The entries are to be reproduced verbatim, and their pictures left out.

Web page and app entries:

____________

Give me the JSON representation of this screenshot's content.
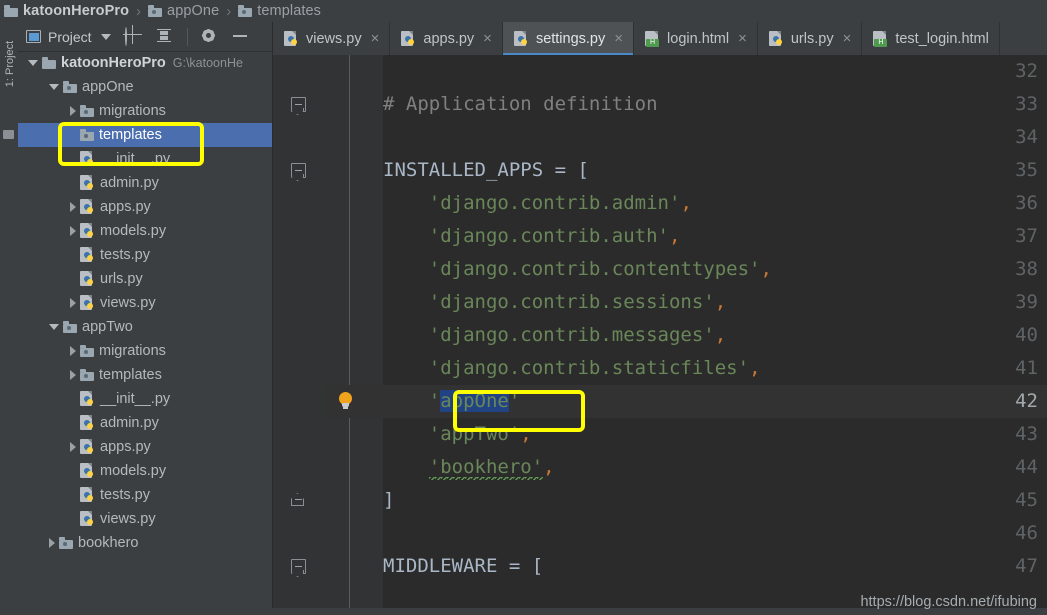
{
  "breadcrumb": {
    "items": [
      {
        "label": "katoonHeroPro",
        "icon": "folder-icon"
      },
      {
        "label": "appOne",
        "icon": "folder-icon"
      },
      {
        "label": "templates",
        "icon": "folder-icon"
      }
    ],
    "separator": "›"
  },
  "left_strip": {
    "vertical_tab": "1: Project"
  },
  "project_panel": {
    "title": "Project",
    "caret": "chevron-down-icon",
    "toolbar": [
      {
        "name": "locate-icon",
        "label": ""
      },
      {
        "name": "collapse-all-icon",
        "label": ""
      },
      {
        "name": "gear-icon",
        "label": ""
      },
      {
        "name": "minimize-icon",
        "label": ""
      }
    ],
    "tree": [
      {
        "label": "katoonHeroPro",
        "path": "G:\\katoonHe",
        "indent": 0,
        "arrow": "open",
        "icon": "folder-icon",
        "selected": false,
        "root": true
      },
      {
        "label": "appOne",
        "path": "",
        "indent": 1,
        "arrow": "open",
        "icon": "folder-dot-icon",
        "selected": false
      },
      {
        "label": "migrations",
        "path": "",
        "indent": 2,
        "arrow": "closed",
        "icon": "folder-dot-icon",
        "selected": false
      },
      {
        "label": "templates",
        "path": "",
        "indent": 2,
        "arrow": "none",
        "icon": "folder-dot-icon",
        "selected": true
      },
      {
        "label": "__init__.py",
        "path": "",
        "indent": 2,
        "arrow": "none",
        "icon": "python-file-icon",
        "selected": false
      },
      {
        "label": "admin.py",
        "path": "",
        "indent": 2,
        "arrow": "none",
        "icon": "python-file-icon",
        "selected": false
      },
      {
        "label": "apps.py",
        "path": "",
        "indent": 2,
        "arrow": "closed",
        "icon": "python-file-icon",
        "selected": false
      },
      {
        "label": "models.py",
        "path": "",
        "indent": 2,
        "arrow": "closed",
        "icon": "python-file-icon",
        "selected": false
      },
      {
        "label": "tests.py",
        "path": "",
        "indent": 2,
        "arrow": "none",
        "icon": "python-file-icon",
        "selected": false
      },
      {
        "label": "urls.py",
        "path": "",
        "indent": 2,
        "arrow": "none",
        "icon": "python-file-icon",
        "selected": false
      },
      {
        "label": "views.py",
        "path": "",
        "indent": 2,
        "arrow": "closed",
        "icon": "python-file-icon",
        "selected": false
      },
      {
        "label": "appTwo",
        "path": "",
        "indent": 1,
        "arrow": "open",
        "icon": "folder-dot-icon",
        "selected": false
      },
      {
        "label": "migrations",
        "path": "",
        "indent": 2,
        "arrow": "closed",
        "icon": "folder-dot-icon",
        "selected": false
      },
      {
        "label": "templates",
        "path": "",
        "indent": 2,
        "arrow": "closed",
        "icon": "folder-dot-icon",
        "selected": false
      },
      {
        "label": "__init__.py",
        "path": "",
        "indent": 2,
        "arrow": "none",
        "icon": "python-file-icon",
        "selected": false
      },
      {
        "label": "admin.py",
        "path": "",
        "indent": 2,
        "arrow": "none",
        "icon": "python-file-icon",
        "selected": false
      },
      {
        "label": "apps.py",
        "path": "",
        "indent": 2,
        "arrow": "closed",
        "icon": "python-file-icon",
        "selected": false
      },
      {
        "label": "models.py",
        "path": "",
        "indent": 2,
        "arrow": "none",
        "icon": "python-file-icon",
        "selected": false
      },
      {
        "label": "tests.py",
        "path": "",
        "indent": 2,
        "arrow": "none",
        "icon": "python-file-icon",
        "selected": false
      },
      {
        "label": "views.py",
        "path": "",
        "indent": 2,
        "arrow": "none",
        "icon": "python-file-icon",
        "selected": false
      },
      {
        "label": "bookhero",
        "path": "",
        "indent": 1,
        "arrow": "closed",
        "icon": "folder-dot-icon",
        "selected": false
      }
    ]
  },
  "editor": {
    "tabs": [
      {
        "label": "views.py",
        "icon": "python-file-icon",
        "active": false,
        "close": "×"
      },
      {
        "label": "apps.py",
        "icon": "python-file-icon",
        "active": false,
        "close": "×"
      },
      {
        "label": "settings.py",
        "icon": "python-file-icon",
        "active": true,
        "close": "×"
      },
      {
        "label": "login.html",
        "icon": "html-file-icon",
        "active": false,
        "close": "×"
      },
      {
        "label": "urls.py",
        "icon": "python-file-icon",
        "active": false,
        "close": "×"
      },
      {
        "label": "test_login.html",
        "icon": "html-file-icon",
        "active": false,
        "close": ""
      }
    ],
    "current_line": 42,
    "lines": [
      {
        "num": "32",
        "text": "",
        "kind": "blank",
        "fold": null
      },
      {
        "num": "33",
        "text": "# Application definition",
        "kind": "comment",
        "fold": "start-cap"
      },
      {
        "num": "34",
        "text": "",
        "kind": "blank",
        "fold": null
      },
      {
        "num": "35",
        "text": "INSTALLED_APPS = [",
        "kind": "code",
        "fold": "start"
      },
      {
        "num": "36",
        "text": "    'django.contrib.admin',",
        "kind": "string-item",
        "fold": null
      },
      {
        "num": "37",
        "text": "    'django.contrib.auth',",
        "kind": "string-item",
        "fold": null
      },
      {
        "num": "38",
        "text": "    'django.contrib.contenttypes',",
        "kind": "string-item",
        "fold": null
      },
      {
        "num": "39",
        "text": "    'django.contrib.sessions',",
        "kind": "string-item",
        "fold": null
      },
      {
        "num": "40",
        "text": "    'django.contrib.messages',",
        "kind": "string-item",
        "fold": null
      },
      {
        "num": "41",
        "text": "    'django.contrib.staticfiles',",
        "kind": "string-item",
        "fold": null
      },
      {
        "num": "42",
        "text": "    'appOne'",
        "kind": "selected-item",
        "fold": null
      },
      {
        "num": "43",
        "text": "    'appTwo',",
        "kind": "string-item",
        "fold": null
      },
      {
        "num": "44",
        "text": "    'bookhero',",
        "kind": "squiggly-item",
        "fold": null
      },
      {
        "num": "45",
        "text": "]",
        "kind": "code",
        "fold": "end"
      },
      {
        "num": "46",
        "text": "",
        "kind": "blank",
        "fold": null
      },
      {
        "num": "47",
        "text": "MIDDLEWARE = [",
        "kind": "code",
        "fold": "start"
      }
    ],
    "code_tokens": {
      "l33_comment": "# Application definition",
      "l35_name": "INSTALLED_APPS",
      "l35_eq": " = ",
      "l35_bracket": "[",
      "l36_str": "'django.contrib.admin'",
      "l37_str": "'django.contrib.auth'",
      "l38_str": "'django.contrib.contenttypes'",
      "l39_str": "'django.contrib.sessions'",
      "l40_str": "'django.contrib.messages'",
      "l41_str": "'django.contrib.staticfiles'",
      "l42_quote_open": "'",
      "l42_selected": "appOne",
      "l42_quote_close": "'",
      "l43_str": "'appTwo'",
      "l44_str": "'bookhero'",
      "l45_bracket": "]",
      "l47_name": "MIDDLEWARE",
      "l47_eq": " = ",
      "l47_bracket": "[",
      "comma": ","
    },
    "gutter_icons": {
      "line42": "lightbulb-icon"
    }
  },
  "annotations": [
    {
      "name": "highlight-box-templates",
      "color": "#ffff00"
    },
    {
      "name": "highlight-box-appone",
      "color": "#ffff00"
    }
  ],
  "watermark": "https://blog.csdn.net/ifubing",
  "colors": {
    "accent": "#4a88c7",
    "selection": "#4b6eaf",
    "string": "#6a8759",
    "keyword": "#a9b7c6",
    "punctuation": "#cc7832",
    "comment": "#808080",
    "annotation": "#ffff00",
    "editor_bg": "#2b2b2b",
    "panel_bg": "#3c3f41",
    "gutter_bg": "#313335",
    "text_selection": "#214283"
  }
}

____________

▶ _OUTPUT BELOW_
Give me the JSON representation of this screenshot's content.
{
  "breadcrumb": {
    "items": [
      {
        "label": "katoonHeroPro",
        "icon": "folder-icon"
      },
      {
        "label": "appOne",
        "icon": "folder-icon"
      },
      {
        "label": "templates",
        "icon": "folder-icon"
      }
    ],
    "separator": "›"
  },
  "left_strip": {
    "vertical_tab": "1: Project"
  },
  "project_panel": {
    "title": "Project",
    "caret": "chevron-down-icon",
    "toolbar": [
      {
        "name": "locate-icon",
        "label": ""
      },
      {
        "name": "collapse-all-icon",
        "label": ""
      },
      {
        "name": "gear-icon",
        "label": ""
      },
      {
        "name": "minimize-icon",
        "label": ""
      }
    ],
    "tree": [
      {
        "label": "katoonHeroPro",
        "path": "G:\\katoonHe",
        "indent": 0,
        "arrow": "open",
        "icon": "folder-icon",
        "selected": false,
        "root": true
      },
      {
        "label": "appOne",
        "path": "",
        "indent": 1,
        "arrow": "open",
        "icon": "folder-dot-icon",
        "selected": false
      },
      {
        "label": "migrations",
        "path": "",
        "indent": 2,
        "arrow": "closed",
        "icon": "folder-dot-icon",
        "selected": false
      },
      {
        "label": "templates",
        "path": "",
        "indent": 2,
        "arrow": "none",
        "icon": "folder-dot-icon",
        "selected": true
      },
      {
        "label": "__init__.py",
        "path": "",
        "indent": 2,
        "arrow": "none",
        "icon": "python-file-icon",
        "selected": false
      },
      {
        "label": "admin.py",
        "path": "",
        "indent": 2,
        "arrow": "none",
        "icon": "python-file-icon",
        "selected": false
      },
      {
        "label": "apps.py",
        "path": "",
        "indent": 2,
        "arrow": "closed",
        "icon": "python-file-icon",
        "selected": false
      },
      {
        "label": "models.py",
        "path": "",
        "indent": 2,
        "arrow": "closed",
        "icon": "python-file-icon",
        "selected": false
      },
      {
        "label": "tests.py",
        "path": "",
        "indent": 2,
        "arrow": "none",
        "icon": "python-file-icon",
        "selected": false
      },
      {
        "label": "urls.py",
        "path": "",
        "indent": 2,
        "arrow": "none",
        "icon": "python-file-icon",
        "selected": false
      },
      {
        "label": "views.py",
        "path": "",
        "indent": 2,
        "arrow": "closed",
        "icon": "python-file-icon",
        "selected": false
      },
      {
        "label": "appTwo",
        "path": "",
        "indent": 1,
        "arrow": "open",
        "icon": "folder-dot-icon",
        "selected": false
      },
      {
        "label": "migrations",
        "path": "",
        "indent": 2,
        "arrow": "closed",
        "icon": "folder-dot-icon",
        "selected": false
      },
      {
        "label": "templates",
        "path": "",
        "indent": 2,
        "arrow": "closed",
        "icon": "folder-dot-icon",
        "selected": false
      },
      {
        "label": "__init__.py",
        "path": "",
        "indent": 2,
        "arrow": "none",
        "icon": "python-file-icon",
        "selected": false
      },
      {
        "label": "admin.py",
        "path": "",
        "indent": 2,
        "arrow": "none",
        "icon": "python-file-icon",
        "selected": false
      },
      {
        "label": "apps.py",
        "path": "",
        "indent": 2,
        "arrow": "closed",
        "icon": "python-file-icon",
        "selected": false
      },
      {
        "label": "models.py",
        "path": "",
        "indent": 2,
        "arrow": "none",
        "icon": "python-file-icon",
        "selected": false
      },
      {
        "label": "tests.py",
        "path": "",
        "indent": 2,
        "arrow": "none",
        "icon": "python-file-icon",
        "selected": false
      },
      {
        "label": "views.py",
        "path": "",
        "indent": 2,
        "arrow": "none",
        "icon": "python-file-icon",
        "selected": false
      },
      {
        "label": "bookhero",
        "path": "",
        "indent": 1,
        "arrow": "closed",
        "icon": "folder-dot-icon",
        "selected": false
      }
    ]
  },
  "editor": {
    "tabs": [
      {
        "label": "views.py",
        "icon": "python-file-icon",
        "active": false,
        "close": "×"
      },
      {
        "label": "apps.py",
        "icon": "python-file-icon",
        "active": false,
        "close": "×"
      },
      {
        "label": "settings.py",
        "icon": "python-file-icon",
        "active": true,
        "close": "×"
      },
      {
        "label": "login.html",
        "icon": "html-file-icon",
        "active": false,
        "close": "×"
      },
      {
        "label": "urls.py",
        "icon": "python-file-icon",
        "active": false,
        "close": "×"
      },
      {
        "label": "test_login.html",
        "icon": "html-file-icon",
        "active": false,
        "close": ""
      }
    ],
    "current_line": 42,
    "lines": [
      {
        "num": "32",
        "text": "",
        "kind": "blank",
        "fold": null
      },
      {
        "num": "33",
        "text": "# Application definition",
        "kind": "comment",
        "fold": "start-cap"
      },
      {
        "num": "34",
        "text": "",
        "kind": "blank",
        "fold": null
      },
      {
        "num": "35",
        "text": "INSTALLED_APPS = [",
        "kind": "code",
        "fold": "start"
      },
      {
        "num": "36",
        "text": "    'django.contrib.admin',",
        "kind": "string-item",
        "fold": null
      },
      {
        "num": "37",
        "text": "    'django.contrib.auth',",
        "kind": "string-item",
        "fold": null
      },
      {
        "num": "38",
        "text": "    'django.contrib.contenttypes',",
        "kind": "string-item",
        "fold": null
      },
      {
        "num": "39",
        "text": "    'django.contrib.sessions',",
        "kind": "string-item",
        "fold": null
      },
      {
        "num": "40",
        "text": "    'django.contrib.messages',",
        "kind": "string-item",
        "fold": null
      },
      {
        "num": "41",
        "text": "    'django.contrib.staticfiles',",
        "kind": "string-item",
        "fold": null
      },
      {
        "num": "42",
        "text": "    'appOne'",
        "kind": "selected-item",
        "fold": null
      },
      {
        "num": "43",
        "text": "    'appTwo',",
        "kind": "string-item",
        "fold": null
      },
      {
        "num": "44",
        "text": "    'bookhero',",
        "kind": "squiggly-item",
        "fold": null
      },
      {
        "num": "45",
        "text": "]",
        "kind": "code",
        "fold": "end"
      },
      {
        "num": "46",
        "text": "",
        "kind": "blank",
        "fold": null
      },
      {
        "num": "47",
        "text": "MIDDLEWARE = [",
        "kind": "code",
        "fold": "start"
      }
    ],
    "code_tokens": {
      "l33_comment": "# Application definition",
      "l35_name": "INSTALLED_APPS",
      "l35_eq": " = ",
      "l35_bracket": "[",
      "l36_str": "'django.contrib.admin'",
      "l37_str": "'django.contrib.auth'",
      "l38_str": "'django.contrib.contenttypes'",
      "l39_str": "'django.contrib.sessions'",
      "l40_str": "'django.contrib.messages'",
      "l41_str": "'django.contrib.staticfiles'",
      "l42_quote_open": "'",
      "l42_selected": "appOne",
      "l42_quote_close": "'",
      "l43_str": "'appTwo'",
      "l44_str": "'bookhero'",
      "l45_bracket": "]",
      "l47_name": "MIDDLEWARE",
      "l47_eq": " = ",
      "l47_bracket": "[",
      "comma": ","
    },
    "gutter_icons": {
      "line42": "lightbulb-icon"
    }
  },
  "annotations": [
    {
      "name": "highlight-box-templates",
      "color": "#ffff00"
    },
    {
      "name": "highlight-box-appone",
      "color": "#ffff00"
    }
  ],
  "watermark": "https://blog.csdn.net/ifubing",
  "colors": {
    "accent": "#4a88c7",
    "selection": "#4b6eaf",
    "string": "#6a8759",
    "keyword": "#a9b7c6",
    "punctuation": "#cc7832",
    "comment": "#808080",
    "annotation": "#ffff00",
    "editor_bg": "#2b2b2b",
    "panel_bg": "#3c3f41",
    "gutter_bg": "#313335",
    "text_selection": "#214283"
  }
}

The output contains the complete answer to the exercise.